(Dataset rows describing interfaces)
○ ○ ○ ○ ○ ○ ○

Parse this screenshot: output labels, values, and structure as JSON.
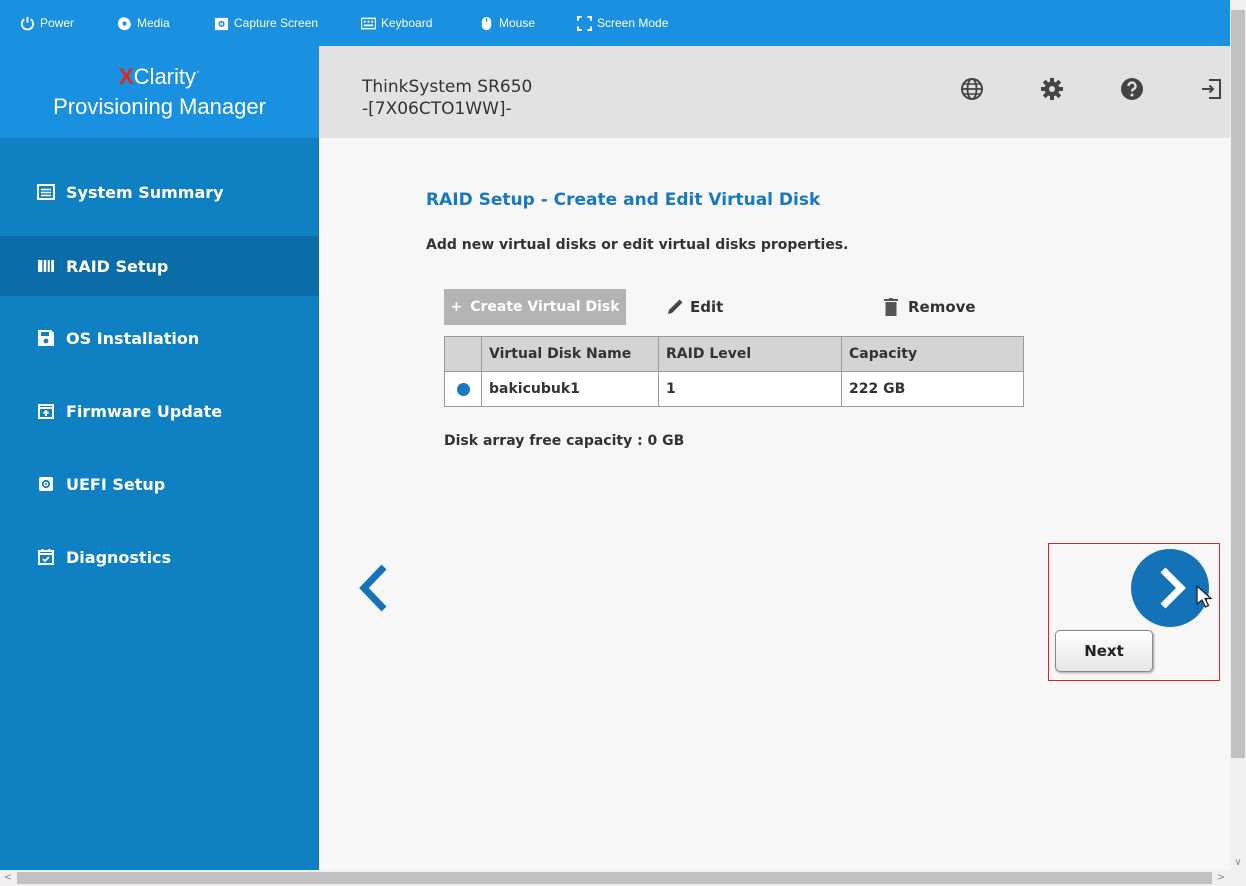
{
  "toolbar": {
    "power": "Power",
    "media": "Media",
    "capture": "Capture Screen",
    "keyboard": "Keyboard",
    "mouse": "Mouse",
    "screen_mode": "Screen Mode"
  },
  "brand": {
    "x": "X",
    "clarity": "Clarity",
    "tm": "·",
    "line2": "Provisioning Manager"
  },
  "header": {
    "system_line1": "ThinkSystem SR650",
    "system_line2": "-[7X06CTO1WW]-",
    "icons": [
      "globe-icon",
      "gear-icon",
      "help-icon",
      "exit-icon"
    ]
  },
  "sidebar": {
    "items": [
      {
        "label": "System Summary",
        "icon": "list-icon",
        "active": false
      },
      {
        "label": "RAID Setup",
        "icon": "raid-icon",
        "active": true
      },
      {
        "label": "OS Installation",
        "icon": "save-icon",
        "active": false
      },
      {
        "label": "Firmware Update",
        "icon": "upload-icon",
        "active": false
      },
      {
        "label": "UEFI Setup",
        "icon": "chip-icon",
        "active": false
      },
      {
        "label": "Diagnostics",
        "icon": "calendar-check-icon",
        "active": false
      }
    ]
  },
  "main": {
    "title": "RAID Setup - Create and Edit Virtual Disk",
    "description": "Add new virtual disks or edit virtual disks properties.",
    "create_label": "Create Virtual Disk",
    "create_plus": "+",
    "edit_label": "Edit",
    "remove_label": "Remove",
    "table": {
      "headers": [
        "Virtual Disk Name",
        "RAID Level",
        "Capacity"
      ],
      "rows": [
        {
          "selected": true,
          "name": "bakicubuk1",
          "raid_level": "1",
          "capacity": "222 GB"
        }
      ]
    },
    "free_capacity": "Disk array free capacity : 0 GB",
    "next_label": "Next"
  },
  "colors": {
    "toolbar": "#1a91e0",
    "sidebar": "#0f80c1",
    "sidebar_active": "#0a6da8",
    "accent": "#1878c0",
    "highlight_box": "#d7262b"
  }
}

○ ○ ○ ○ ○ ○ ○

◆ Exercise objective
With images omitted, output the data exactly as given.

◆ Completed task
Parse this screenshot: output labels, values, and structure as JSON.
{
  "toolbar": {
    "power": "Power",
    "media": "Media",
    "capture": "Capture Screen",
    "keyboard": "Keyboard",
    "mouse": "Mouse",
    "screen_mode": "Screen Mode"
  },
  "brand": {
    "x": "X",
    "clarity": "Clarity",
    "tm": "·",
    "line2": "Provisioning Manager"
  },
  "header": {
    "system_line1": "ThinkSystem SR650",
    "system_line2": "-[7X06CTO1WW]-",
    "icons": [
      "globe-icon",
      "gear-icon",
      "help-icon",
      "exit-icon"
    ]
  },
  "sidebar": {
    "items": [
      {
        "label": "System Summary",
        "icon": "list-icon",
        "active": false
      },
      {
        "label": "RAID Setup",
        "icon": "raid-icon",
        "active": true
      },
      {
        "label": "OS Installation",
        "icon": "save-icon",
        "active": false
      },
      {
        "label": "Firmware Update",
        "icon": "upload-icon",
        "active": false
      },
      {
        "label": "UEFI Setup",
        "icon": "chip-icon",
        "active": false
      },
      {
        "label": "Diagnostics",
        "icon": "calendar-check-icon",
        "active": false
      }
    ]
  },
  "main": {
    "title": "RAID Setup - Create and Edit Virtual Disk",
    "description": "Add new virtual disks or edit virtual disks properties.",
    "create_label": "Create Virtual Disk",
    "create_plus": "+",
    "edit_label": "Edit",
    "remove_label": "Remove",
    "table": {
      "headers": [
        "Virtual Disk Name",
        "RAID Level",
        "Capacity"
      ],
      "rows": [
        {
          "selected": true,
          "name": "bakicubuk1",
          "raid_level": "1",
          "capacity": "222 GB"
        }
      ]
    },
    "free_capacity": "Disk array free capacity : 0 GB",
    "next_label": "Next"
  },
  "colors": {
    "toolbar": "#1a91e0",
    "sidebar": "#0f80c1",
    "sidebar_active": "#0a6da8",
    "accent": "#1878c0",
    "highlight_box": "#d7262b"
  }
}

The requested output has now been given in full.